The Americans with Disabilities Act in the US has been a challenge for exhibitors for the past 10 years. The technology to satisfy the law has been proprietary and not particularly cheap, but special interest groups choose to litigate to ensure adoption of it. The problem only grows worse with digital cinema equipment. Digital cinema, by virtue of the DCI specification, is capable of open captions. If an alternative doesn’t exist, and litigation forces exhibitors to utilize open captions on a significant number of screenings, box office will be negatively affected. Thus the interest in closed caption technologies.
While only one type of closed caption solution is shipping today, it is possible to support these with royalty-free non-DCI-compliant interop distributions. As we move towards DCI compliance, and to full SMPTE compliant distributions, the situation can become awkward. Standards for closed caption distribution now exist, and SMPTE also prescribes how to package Hearing Impaired (HI) and Visually Impaired Narrative (VI-N) audio for multiple sound formats. But outside of open subtitling, DCI compliance doesn’t require the accessibility features standardized by SMPTE. If manufacturers only move forward to become DCI compliant, then distributors will be forced to use interop distributions when delivering closed captions.
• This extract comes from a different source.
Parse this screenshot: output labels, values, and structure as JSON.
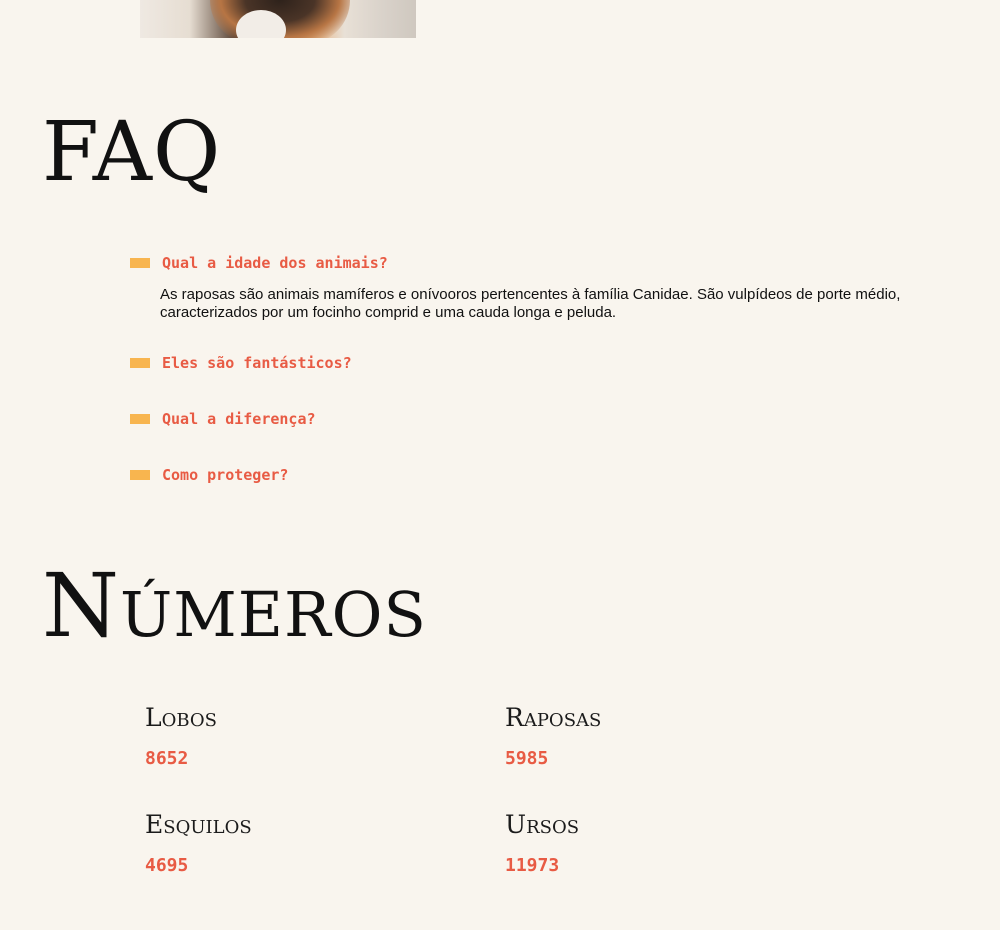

Moving the industry forward beyond DCI compliance and into SMPTE compliance is a necessary task. Exhibitors need a sense of when standards and closed caption equipment will be implemented for digital cinema. It may be that a formal statement is needed so that exhibitors have something substantive to show litigators when asking for patience on adoption of accessibility in the cinema.
To educate the community and help facilitate goals for implementation of the complete suite of SMPTE packaging standards, NATO has asked Inter-Society Digital Cinema Forum (ISDCF) to set aside a few hours during its next meeting to engage in this topic. The reaction from studios regarding this agenda has been very positive. Certainly, any step that goes beyond DCI compliance must include DCI compliance and thus leads to good results, and from experience, the support within the studios for delivering accessible content is very strong. Hopefully this session will shed some light on the steps needed to bring new packaging tools into use, and to convert servers to the SMPTE format. The next ISDCF meeting is set for June 4.